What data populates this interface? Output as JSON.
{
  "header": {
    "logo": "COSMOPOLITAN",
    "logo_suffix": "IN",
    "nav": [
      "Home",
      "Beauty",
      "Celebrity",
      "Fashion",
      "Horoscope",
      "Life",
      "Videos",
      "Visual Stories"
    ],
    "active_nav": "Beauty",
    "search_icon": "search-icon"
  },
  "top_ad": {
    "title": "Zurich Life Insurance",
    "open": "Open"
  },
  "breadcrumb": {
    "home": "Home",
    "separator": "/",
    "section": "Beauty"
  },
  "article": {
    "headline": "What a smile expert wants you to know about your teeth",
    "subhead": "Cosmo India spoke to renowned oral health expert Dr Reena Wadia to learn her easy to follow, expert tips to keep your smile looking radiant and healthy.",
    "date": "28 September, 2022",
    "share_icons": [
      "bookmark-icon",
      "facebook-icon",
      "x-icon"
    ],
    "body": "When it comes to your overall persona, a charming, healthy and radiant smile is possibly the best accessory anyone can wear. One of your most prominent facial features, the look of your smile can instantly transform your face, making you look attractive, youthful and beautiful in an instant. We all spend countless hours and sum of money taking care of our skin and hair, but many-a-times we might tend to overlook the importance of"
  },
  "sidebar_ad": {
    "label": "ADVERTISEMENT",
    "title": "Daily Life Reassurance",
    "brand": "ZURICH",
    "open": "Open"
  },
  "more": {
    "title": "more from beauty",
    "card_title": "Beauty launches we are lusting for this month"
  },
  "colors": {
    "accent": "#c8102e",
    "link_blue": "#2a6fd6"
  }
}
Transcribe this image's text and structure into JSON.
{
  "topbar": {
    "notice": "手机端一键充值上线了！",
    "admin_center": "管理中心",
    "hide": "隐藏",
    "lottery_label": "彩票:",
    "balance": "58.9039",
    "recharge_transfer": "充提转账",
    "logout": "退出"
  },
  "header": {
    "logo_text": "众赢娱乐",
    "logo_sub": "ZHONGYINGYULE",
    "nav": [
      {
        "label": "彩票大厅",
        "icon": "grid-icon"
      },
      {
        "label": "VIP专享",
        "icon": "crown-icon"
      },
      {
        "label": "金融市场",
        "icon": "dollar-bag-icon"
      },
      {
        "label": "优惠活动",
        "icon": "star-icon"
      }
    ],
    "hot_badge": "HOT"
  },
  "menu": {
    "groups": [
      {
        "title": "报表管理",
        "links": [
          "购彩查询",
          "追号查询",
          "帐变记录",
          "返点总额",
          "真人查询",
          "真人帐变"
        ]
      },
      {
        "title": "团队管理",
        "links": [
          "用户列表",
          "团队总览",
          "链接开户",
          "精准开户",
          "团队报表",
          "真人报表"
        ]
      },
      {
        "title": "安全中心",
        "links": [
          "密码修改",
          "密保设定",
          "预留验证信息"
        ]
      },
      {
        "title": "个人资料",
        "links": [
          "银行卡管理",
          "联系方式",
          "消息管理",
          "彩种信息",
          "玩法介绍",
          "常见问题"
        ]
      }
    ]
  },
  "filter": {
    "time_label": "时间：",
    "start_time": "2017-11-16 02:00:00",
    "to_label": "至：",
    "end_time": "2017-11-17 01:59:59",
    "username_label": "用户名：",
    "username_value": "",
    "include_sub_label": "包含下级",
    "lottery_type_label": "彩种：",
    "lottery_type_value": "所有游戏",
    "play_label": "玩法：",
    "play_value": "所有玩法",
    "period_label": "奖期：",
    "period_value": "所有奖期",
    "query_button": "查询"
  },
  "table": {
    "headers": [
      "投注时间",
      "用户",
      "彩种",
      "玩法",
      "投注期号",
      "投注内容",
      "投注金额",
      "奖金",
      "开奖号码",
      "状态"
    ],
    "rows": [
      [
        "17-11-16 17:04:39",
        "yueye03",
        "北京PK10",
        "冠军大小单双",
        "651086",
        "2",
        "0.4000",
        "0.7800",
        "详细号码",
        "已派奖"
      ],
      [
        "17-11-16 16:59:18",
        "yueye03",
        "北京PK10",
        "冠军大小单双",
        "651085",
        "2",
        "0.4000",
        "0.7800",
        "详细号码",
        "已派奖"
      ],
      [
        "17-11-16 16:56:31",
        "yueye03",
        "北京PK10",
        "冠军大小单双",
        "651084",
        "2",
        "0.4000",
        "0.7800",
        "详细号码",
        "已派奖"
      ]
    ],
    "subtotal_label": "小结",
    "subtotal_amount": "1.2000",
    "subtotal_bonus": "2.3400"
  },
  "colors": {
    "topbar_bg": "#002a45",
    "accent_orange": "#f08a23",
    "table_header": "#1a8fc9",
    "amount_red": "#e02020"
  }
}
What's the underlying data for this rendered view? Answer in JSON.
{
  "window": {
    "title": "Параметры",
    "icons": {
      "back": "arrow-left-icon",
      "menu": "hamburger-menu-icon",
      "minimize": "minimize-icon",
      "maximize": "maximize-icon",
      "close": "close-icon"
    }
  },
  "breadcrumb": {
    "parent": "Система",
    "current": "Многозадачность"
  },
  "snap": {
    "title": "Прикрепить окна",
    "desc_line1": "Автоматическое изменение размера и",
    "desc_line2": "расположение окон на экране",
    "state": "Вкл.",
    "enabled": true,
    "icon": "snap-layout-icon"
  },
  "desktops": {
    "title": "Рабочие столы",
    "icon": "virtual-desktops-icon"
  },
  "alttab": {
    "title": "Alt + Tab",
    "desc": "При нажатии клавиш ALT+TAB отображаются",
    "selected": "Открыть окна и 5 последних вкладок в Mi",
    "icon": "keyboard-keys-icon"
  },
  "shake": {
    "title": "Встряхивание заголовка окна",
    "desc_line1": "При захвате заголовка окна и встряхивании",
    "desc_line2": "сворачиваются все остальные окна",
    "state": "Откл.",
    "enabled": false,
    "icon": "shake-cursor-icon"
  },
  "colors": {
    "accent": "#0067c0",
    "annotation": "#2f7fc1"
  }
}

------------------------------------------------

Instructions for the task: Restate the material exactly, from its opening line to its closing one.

Response to this exercise:
What data populates this interface? Output as JSON.
{
  "header": {
    "logo": "COSMOPOLITAN",
    "logo_suffix": "IN",
    "nav": [
      "Home",
      "Beauty",
      "Celebrity",
      "Fashion",
      "Horoscope",
      "Life",
      "Videos",
      "Visual Stories"
    ],
    "active_nav": "Beauty",
    "search_icon": "search-icon"
  },
  "top_ad": {
    "title": "Zurich Life Insurance",
    "open": "Open"
  },
  "breadcrumb": {
    "home": "Home",
    "separator": "/",
    "section": "Beauty"
  },
  "article": {
    "headline": "What a smile expert wants you to know about your teeth",
    "subhead": "Cosmo India spoke to renowned oral health expert Dr Reena Wadia to learn her easy to follow, expert tips to keep your smile looking radiant and healthy.",
    "date": "28 September, 2022",
    "share_icons": [
      "bookmark-icon",
      "facebook-icon",
      "x-icon"
    ],
    "body": "When it comes to your overall persona, a charming, healthy and radiant smile is possibly the best accessory anyone can wear. One of your most prominent facial features, the look of your smile can instantly transform your face, making you look attractive, youthful and beautiful in an instant. We all spend countless hours and sum of money taking care of our skin and hair, but many-a-times we might tend to overlook the importance of"
  },
  "sidebar_ad": {
    "label": "ADVERTISEMENT",
    "title": "Daily Life Reassurance",
    "brand": "ZURICH",
    "open": "Open"
  },
  "more": {
    "title": "more from beauty",
    "card_title": "Beauty launches we are lusting for this month"
  },
  "colors": {
    "accent": "#c8102e",
    "link_blue": "#2a6fd6"
  }
}
Transcribe this image's text and structure into JSON.
{
  "topbar": {
    "notice": "手机端一键充值上线了！",
    "admin_center": "管理中心",
    "hide": "隐藏",
    "lottery_label": "彩票:",
    "balance": "58.9039",
    "recharge_transfer": "充提转账",
    "logout": "退出"
  },
  "header": {
    "logo_text": "众赢娱乐",
    "logo_sub": "ZHONGYINGYULE",
    "nav": [
      {
        "label": "彩票大厅",
        "icon": "grid-icon"
      },
      {
        "label": "VIP专享",
        "icon": "crown-icon"
      },
      {
        "label": "金融市场",
        "icon": "dollar-bag-icon"
      },
      {
        "label": "优惠活动",
        "icon": "star-icon"
      }
    ],
    "hot_badge": "HOT"
  },
  "menu": {
    "groups": [
      {
        "title": "报表管理",
        "links": [
          "购彩查询",
          "追号查询",
          "帐变记录",
          "返点总额",
          "真人查询",
          "真人帐变"
        ]
      },
      {
        "title": "团队管理",
        "links": [
          "用户列表",
          "团队总览",
          "链接开户",
          "精准开户",
          "团队报表",
          "真人报表"
        ]
      },
      {
        "title": "安全中心",
        "links": [
          "密码修改",
          "密保设定",
          "预留验证信息"
        ]
      },
      {
        "title": "个人资料",
        "links": [
          "银行卡管理",
          "联系方式",
          "消息管理",
          "彩种信息",
          "玩法介绍",
          "常见问题"
        ]
      }
    ]
  },
  "filter": {
    "time_label": "时间：",
    "start_time": "2017-11-16 02:00:00",
    "to_label": "至：",
    "end_time": "2017-11-17 01:59:59",
    "username_label": "用户名：",
    "username_value": "",
    "include_sub_label": "包含下级",
    "lottery_type_label": "彩种：",
    "lottery_type_value": "所有游戏",
    "play_label": "玩法：",
    "play_value": "所有玩法",
    "period_label": "奖期：",
    "period_value": "所有奖期",
    "query_button": "查询"
  },
  "table": {
    "headers": [
      "投注时间",
      "用户",
      "彩种",
      "玩法",
      "投注期号",
      "投注内容",
      "投注金额",
      "奖金",
      "开奖号码",
      "状态"
    ],
    "rows": [
      [
        "17-11-16 17:04:39",
        "yueye03",
        "北京PK10",
        "冠军大小单双",
        "651086",
        "2",
        "0.4000",
        "0.7800",
        "详细号码",
        "已派奖"
      ],
      [
        "17-11-16 16:59:18",
        "yueye03",
        "北京PK10",
        "冠军大小单双",
        "651085",
        "2",
        "0.4000",
        "0.7800",
        "详细号码",
        "已派奖"
      ],
      [
        "17-11-16 16:56:31",
        "yueye03",
        "北京PK10",
        "冠军大小单双",
        "651084",
        "2",
        "0.4000",
        "0.7800",
        "详细号码",
        "已派奖"
      ]
    ],
    "subtotal_label": "小结",
    "subtotal_amount": "1.2000",
    "subtotal_bonus": "2.3400"
  },
  "colors": {
    "topbar_bg": "#002a45",
    "accent_orange": "#f08a23",
    "table_header": "#1a8fc9",
    "amount_red": "#e02020"
  }
}
What's the underlying data for this rendered view? Answer in JSON.
{
  "window": {
    "title": "Параметры",
    "icons": {
      "back": "arrow-left-icon",
      "menu": "hamburger-menu-icon",
      "minimize": "minimize-icon",
      "maximize": "maximize-icon",
      "close": "close-icon"
    }
  },
  "breadcrumb": {
    "parent": "Система",
    "current": "Многозадачность"
  },
  "snap": {
    "title": "Прикрепить окна",
    "desc_line1": "Автоматическое изменение размера и",
    "desc_line2": "расположение окон на экране",
    "state": "Вкл.",
    "enabled": true,
    "icon": "snap-layout-icon"
  },
  "desktops": {
    "title": "Рабочие столы",
    "icon": "virtual-desktops-icon"
  },
  "alttab": {
    "title": "Alt + Tab",
    "desc": "При нажатии клавиш ALT+TAB отображаются",
    "selected": "Открыть окна и 5 последних вкладок в Mi",
    "icon": "keyboard-keys-icon"
  },
  "shake": {
    "title": "Встряхивание заголовка окна",
    "desc_line1": "При захвате заголовка окна и встряхивании",
    "desc_line2": "сворачиваются все остальные окна",
    "state": "Откл.",
    "enabled": false,
    "icon": "shake-cursor-icon"
  },
  "colors": {
    "accent": "#0067c0",
    "annotation": "#2f7fc1"
  }
}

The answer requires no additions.